Another day, another three movies. This one was tougher, as the early festival adrenaline was gone and I stayed up too late writing the last post. That, or possibly because the films weren’t as good to keep me from feeling drowsy. To get the celebrity stuff out of the way early: Ed Harris showed up for the early morning screening of Appaloosa to introduce it, which was a nice touch. My wife saw Sarah Polley in the restroom line after a screening (then made sure I stuck around to see her… after the restroom). Then at the big premiere for Nick and Norah’s Infinite Playlist, the stars came out, including Michael Cera and Jay Baruchel. Kim was very excited for them, getting to see them enter the theatre (they sat pretty close to us). They stuck around for a short Q&A, so that was kinda fun. On the way home, we passed the Blindness premiere at the Elgin, catching glimpses of Danny Glover, Geoffrey Rush, and Eric Balfour (wait… does Eric Balfour count as a celebrity sighting?).
Read on for musings on Apaloosa, Edison & Leo, and Nick and Nora’s Infinite Playlist…
Nick and Norah’s Infinite Playlist
Director: Peter Sollett
Starring: Michael Cera, Kat Dennings, Alexis Dziena, Ari Graynor, Aaron Yoo, Rafi Gavron, Jonathan B. Wright, Jay Baruchel
This was my first premiere screening, so the atmosphere made it pretty fun to attend. Unfortunately, the movie didn’t quite match the fun of the evening. Nick and Norah’s Infinite Playlist‘s certainly wasn’t a waste of time, and was easily the best film I caught today, but it still ended up being a minor effort in the teen romantic comedy genre. Luckily, it’s not on the embarrassing level that the genre often meets, and Michael Cera manages to be his charming self. Yes, it’s basically the same awkward, mumbly character he always plays, but I don’t think range is something we necessarily need to demand from comedic actors (it sometimes leads to disaster), plus it was different to see him play the desired male lead.
The problem is that he and his co-star Kat Dennings have very little chemisty, owing in large part to the fact that they rarely, you know, talk to each other. Okay, yes, they do talk, but most of their interactions are of the cute situational variety, and not of the conversational, getting-to-know-one another variety. You still instinctively cheer for them, cause they’re so gosh darn cute and all, but you’re not quite invested in them either.
The movie works better when focusing on Cera and his buddies, who are in an underground queercore band and spend the night trying to hunt down a secret show by their favourite band. The movie all takes place in one night, one of those nights that seem like such fun you can’t help but catch the vibe and have fun along with the characters (even when it’s puzzling how many New York nightclubs allow high school students to enter their establishments).
Verdict: Decent – Worth seeing if the genre and music are in your wheelhouse, and should provide some lightweight fun, but it’s otherwise forgettable (other than a memorable turn by Jay Baruchel as the jerk for a change).

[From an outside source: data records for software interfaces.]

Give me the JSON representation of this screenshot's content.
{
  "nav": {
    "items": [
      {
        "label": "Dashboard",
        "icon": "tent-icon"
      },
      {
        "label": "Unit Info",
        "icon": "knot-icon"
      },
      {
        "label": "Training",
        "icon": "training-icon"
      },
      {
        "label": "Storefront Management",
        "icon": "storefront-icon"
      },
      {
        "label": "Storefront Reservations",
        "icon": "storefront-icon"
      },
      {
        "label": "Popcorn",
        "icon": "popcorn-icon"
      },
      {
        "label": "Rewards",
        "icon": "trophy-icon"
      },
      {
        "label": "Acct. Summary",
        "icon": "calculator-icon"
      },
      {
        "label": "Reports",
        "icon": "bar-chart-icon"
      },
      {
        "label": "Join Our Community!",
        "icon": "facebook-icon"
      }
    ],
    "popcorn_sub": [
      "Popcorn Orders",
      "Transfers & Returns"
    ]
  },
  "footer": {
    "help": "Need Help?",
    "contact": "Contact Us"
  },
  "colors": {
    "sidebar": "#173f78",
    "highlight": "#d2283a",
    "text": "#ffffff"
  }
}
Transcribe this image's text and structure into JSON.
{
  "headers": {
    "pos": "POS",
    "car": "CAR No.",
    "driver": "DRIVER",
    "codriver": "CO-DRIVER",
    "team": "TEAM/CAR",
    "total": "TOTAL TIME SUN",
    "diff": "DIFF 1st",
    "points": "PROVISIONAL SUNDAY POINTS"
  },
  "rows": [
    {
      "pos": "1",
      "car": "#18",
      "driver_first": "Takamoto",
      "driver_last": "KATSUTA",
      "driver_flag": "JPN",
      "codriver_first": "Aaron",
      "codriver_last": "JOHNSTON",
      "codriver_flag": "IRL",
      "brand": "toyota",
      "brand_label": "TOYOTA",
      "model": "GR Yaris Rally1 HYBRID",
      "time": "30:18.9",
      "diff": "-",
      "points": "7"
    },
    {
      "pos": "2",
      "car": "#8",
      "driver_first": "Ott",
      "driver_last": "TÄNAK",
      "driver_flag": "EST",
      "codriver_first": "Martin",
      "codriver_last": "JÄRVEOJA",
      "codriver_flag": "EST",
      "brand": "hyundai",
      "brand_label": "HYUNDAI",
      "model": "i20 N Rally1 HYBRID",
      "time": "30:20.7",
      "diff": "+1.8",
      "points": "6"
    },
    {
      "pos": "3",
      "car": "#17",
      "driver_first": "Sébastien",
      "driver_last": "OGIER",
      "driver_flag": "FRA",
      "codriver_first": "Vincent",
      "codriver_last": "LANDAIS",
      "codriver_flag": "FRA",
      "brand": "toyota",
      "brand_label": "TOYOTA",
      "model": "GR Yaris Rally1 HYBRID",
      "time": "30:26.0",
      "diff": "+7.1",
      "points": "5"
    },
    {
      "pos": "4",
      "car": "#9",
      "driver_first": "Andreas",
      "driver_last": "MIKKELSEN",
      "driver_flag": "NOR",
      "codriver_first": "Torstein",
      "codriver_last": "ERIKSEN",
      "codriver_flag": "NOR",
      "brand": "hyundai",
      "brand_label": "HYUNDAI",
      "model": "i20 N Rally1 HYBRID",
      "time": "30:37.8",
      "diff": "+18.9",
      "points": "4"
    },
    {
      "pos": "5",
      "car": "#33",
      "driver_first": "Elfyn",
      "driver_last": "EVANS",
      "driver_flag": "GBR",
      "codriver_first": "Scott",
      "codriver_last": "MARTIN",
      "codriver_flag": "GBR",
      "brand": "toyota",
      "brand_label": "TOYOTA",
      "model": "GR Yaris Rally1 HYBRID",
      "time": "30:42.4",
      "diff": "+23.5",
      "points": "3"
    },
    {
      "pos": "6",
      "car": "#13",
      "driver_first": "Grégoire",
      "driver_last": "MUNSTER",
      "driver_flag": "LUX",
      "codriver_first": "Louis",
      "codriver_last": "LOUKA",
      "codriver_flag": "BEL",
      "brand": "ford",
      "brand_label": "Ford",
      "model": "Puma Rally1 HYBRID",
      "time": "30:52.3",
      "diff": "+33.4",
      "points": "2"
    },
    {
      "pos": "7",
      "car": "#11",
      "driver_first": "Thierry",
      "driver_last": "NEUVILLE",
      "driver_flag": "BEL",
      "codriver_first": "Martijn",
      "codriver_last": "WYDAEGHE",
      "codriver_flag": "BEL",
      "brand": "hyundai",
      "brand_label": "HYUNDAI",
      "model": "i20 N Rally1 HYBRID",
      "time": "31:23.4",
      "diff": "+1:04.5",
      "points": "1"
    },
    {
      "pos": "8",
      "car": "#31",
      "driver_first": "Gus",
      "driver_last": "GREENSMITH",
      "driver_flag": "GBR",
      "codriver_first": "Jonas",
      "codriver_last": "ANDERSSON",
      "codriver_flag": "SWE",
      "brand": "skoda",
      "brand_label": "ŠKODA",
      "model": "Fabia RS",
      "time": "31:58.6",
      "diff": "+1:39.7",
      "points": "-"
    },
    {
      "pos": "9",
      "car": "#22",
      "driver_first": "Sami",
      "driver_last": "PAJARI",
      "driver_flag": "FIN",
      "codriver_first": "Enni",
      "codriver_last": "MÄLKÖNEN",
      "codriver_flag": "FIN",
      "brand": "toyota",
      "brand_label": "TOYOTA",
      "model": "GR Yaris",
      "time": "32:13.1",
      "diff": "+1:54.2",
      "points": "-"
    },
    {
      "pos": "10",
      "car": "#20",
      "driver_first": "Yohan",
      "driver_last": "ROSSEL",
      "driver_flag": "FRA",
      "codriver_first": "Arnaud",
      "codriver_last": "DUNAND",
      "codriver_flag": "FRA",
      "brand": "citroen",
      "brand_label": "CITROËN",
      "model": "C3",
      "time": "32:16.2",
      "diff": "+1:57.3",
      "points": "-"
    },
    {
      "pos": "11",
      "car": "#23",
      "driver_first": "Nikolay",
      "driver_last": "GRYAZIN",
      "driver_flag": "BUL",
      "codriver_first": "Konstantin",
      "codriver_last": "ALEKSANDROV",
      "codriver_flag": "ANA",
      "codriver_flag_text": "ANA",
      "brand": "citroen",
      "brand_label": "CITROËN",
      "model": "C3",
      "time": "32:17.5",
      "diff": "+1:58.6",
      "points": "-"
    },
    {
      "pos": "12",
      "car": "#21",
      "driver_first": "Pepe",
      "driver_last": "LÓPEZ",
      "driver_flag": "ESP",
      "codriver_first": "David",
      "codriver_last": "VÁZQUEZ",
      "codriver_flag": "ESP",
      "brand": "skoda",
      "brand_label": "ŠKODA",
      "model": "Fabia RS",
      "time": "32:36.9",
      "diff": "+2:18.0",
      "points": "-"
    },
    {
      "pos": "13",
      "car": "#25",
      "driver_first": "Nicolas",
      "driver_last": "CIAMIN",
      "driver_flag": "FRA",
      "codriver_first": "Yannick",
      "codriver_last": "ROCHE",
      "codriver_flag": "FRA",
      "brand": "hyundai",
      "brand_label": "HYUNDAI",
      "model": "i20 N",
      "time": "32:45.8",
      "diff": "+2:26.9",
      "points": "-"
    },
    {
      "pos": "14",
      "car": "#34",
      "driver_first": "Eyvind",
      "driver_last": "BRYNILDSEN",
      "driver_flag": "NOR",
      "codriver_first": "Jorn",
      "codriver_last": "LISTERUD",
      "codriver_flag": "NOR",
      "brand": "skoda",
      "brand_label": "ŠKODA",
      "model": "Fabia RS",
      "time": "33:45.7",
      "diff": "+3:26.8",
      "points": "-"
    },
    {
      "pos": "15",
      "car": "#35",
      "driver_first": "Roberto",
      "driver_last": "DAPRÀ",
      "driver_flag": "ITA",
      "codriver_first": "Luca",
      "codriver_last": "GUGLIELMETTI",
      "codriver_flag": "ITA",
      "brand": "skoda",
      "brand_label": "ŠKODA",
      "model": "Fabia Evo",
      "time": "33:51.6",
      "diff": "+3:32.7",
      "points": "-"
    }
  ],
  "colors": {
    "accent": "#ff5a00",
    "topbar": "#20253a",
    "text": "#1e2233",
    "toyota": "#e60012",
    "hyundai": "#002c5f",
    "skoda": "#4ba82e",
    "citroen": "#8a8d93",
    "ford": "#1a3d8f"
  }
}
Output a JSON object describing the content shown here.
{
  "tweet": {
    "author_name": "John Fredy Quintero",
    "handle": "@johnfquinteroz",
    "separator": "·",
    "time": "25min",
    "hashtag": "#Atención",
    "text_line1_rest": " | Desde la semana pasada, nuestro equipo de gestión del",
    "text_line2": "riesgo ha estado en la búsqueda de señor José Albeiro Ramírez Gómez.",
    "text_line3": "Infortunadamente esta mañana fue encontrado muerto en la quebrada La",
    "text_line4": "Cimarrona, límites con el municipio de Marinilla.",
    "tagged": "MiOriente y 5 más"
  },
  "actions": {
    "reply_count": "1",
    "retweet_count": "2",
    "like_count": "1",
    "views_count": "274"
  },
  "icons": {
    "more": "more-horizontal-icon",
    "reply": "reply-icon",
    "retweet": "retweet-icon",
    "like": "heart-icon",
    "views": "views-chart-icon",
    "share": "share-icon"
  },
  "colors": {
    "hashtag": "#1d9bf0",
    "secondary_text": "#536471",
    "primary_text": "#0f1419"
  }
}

Director: Ed Harris
Starring: Ed Harris, Viggo Mortensen, Renée Zellweger, Jeremy Irons, Lance Henriksen, Timothy Spall
Ed Harris takes on the American western with his directorial follow-up to 2000’s Pollack. Sadly, his take isn’t all that different from the standard take on the western, leading to a film that is competant at best. If you look at last year’s two big efforts to resurrect the western, Appaloosa lacks the energy of 3:10 to Yuma but fails to manage the gravitas or lyricism of The Assassination of Jesse James by the Coward Robert Ford. That is, it’s neither exciting enough, nor is it intelligent enough to really work. Plus, is there any movie that Renée Zellweger can’t ruin? Earlier this year, she was miscast as George Clooney’s age-inappropriate love interest. Now she’s miscast as Ed Harris’ age-inappropriate love interest. I look forward to her next role, that should pair her with Clint Eastwood.
Verdict: Adequate – Genre fans might appreciate this, but it doesn’t have enough to offer those who don’t instinctively love westerns, other than another strong performance by Viggo Mortensen.
Edison & Leo
Director: Neil Burns
Starring: Powers Boothe, Gregory Smith, Carly Pope, Jay Brazeau, Scott McNeil
Edison & Leo is the first feature length stop motion animated film in Canadian history, telling the story about a crazy inventor named Edison, who dooms his son Leo through his own arrogance. Canada has been doing some interesting work in the animation field, most notably last year’s Academy Award nominated short Madam Tutli-Putli, so it’s a big step to go feature length here. Too bad they didn’t wait until they had a feature length story. Edison & Leo felt like it would be a fun short, but at 79 minutes, it felt like a lot of the story was merely tacked on for length.
Verdict: Meh – There was some fun stuff, and you admire the effort, but it never really grabbed me. It didn’t help that I was pretty tired for this mid-day screening (I fought dozing off throughout the middle part of the film, returning to the hotel afterwards for a nap before Nick and Norah’s).